### Your instructions
Your answer should be every line of the entries that has the string "个人中心" in it.

Dataset extract Block Start

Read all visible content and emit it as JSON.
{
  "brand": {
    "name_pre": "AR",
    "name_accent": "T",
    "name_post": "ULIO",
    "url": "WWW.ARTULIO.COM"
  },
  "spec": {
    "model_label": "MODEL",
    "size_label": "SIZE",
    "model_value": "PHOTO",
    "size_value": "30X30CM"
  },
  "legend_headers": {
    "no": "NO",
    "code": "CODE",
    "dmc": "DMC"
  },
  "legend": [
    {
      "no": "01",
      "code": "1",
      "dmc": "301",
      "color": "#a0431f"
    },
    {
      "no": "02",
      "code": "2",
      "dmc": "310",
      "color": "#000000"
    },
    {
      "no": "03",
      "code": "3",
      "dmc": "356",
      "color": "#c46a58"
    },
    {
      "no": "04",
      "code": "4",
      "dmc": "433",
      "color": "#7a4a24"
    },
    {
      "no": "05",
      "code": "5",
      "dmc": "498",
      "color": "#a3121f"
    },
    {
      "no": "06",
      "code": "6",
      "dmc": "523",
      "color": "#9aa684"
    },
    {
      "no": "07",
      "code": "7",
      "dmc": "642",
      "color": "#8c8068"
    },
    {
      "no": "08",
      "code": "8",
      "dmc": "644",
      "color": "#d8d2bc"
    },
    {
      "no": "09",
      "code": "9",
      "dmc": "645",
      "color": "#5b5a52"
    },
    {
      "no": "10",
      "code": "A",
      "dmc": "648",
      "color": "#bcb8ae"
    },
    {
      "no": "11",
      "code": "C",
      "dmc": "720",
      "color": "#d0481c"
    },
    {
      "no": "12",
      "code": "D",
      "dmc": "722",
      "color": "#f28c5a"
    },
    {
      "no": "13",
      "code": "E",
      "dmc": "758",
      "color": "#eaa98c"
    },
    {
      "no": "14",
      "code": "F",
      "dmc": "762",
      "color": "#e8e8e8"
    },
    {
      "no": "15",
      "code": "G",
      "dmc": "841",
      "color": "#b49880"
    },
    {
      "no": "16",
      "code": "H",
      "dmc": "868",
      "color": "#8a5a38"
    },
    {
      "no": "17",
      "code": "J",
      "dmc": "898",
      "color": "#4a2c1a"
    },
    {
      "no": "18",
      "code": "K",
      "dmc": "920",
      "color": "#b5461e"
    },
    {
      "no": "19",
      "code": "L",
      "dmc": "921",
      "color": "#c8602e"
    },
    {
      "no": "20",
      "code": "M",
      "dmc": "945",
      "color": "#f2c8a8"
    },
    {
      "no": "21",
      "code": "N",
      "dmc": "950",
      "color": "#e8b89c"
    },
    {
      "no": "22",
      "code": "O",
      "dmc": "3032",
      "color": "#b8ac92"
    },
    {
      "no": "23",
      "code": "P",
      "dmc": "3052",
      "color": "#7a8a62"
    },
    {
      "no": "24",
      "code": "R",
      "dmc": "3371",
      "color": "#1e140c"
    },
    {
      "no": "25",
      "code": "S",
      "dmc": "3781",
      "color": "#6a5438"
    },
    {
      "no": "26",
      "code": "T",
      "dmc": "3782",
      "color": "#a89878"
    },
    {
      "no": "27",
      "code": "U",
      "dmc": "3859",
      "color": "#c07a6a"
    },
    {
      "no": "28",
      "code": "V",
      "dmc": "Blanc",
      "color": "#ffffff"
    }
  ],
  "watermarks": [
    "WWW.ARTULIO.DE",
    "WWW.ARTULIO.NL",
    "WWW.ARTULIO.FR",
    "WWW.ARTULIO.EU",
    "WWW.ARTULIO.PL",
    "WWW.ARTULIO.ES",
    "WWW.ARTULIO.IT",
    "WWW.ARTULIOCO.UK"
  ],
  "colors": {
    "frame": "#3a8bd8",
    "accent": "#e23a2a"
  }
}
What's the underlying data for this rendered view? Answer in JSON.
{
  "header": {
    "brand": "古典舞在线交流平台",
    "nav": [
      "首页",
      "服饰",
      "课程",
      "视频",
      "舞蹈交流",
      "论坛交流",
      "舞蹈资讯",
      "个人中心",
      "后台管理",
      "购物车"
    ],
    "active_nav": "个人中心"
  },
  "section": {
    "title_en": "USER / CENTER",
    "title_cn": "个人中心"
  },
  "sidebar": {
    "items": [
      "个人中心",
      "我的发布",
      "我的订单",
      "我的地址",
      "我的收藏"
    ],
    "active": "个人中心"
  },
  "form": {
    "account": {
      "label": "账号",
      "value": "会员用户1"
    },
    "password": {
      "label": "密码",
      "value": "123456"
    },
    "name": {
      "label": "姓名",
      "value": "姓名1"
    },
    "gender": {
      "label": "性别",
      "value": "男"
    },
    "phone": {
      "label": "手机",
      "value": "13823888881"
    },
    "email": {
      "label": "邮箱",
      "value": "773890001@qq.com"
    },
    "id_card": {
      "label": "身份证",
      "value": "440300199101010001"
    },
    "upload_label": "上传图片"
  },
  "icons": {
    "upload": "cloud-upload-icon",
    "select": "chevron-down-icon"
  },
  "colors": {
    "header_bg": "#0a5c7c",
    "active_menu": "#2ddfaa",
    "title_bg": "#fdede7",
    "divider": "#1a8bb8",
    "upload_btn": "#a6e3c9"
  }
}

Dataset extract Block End

### Solved problem
      "个人中心",
    "active_nav": "个人中心"
    "title_cn": "个人中心"
      "个人中心",
    "active": "个人中心"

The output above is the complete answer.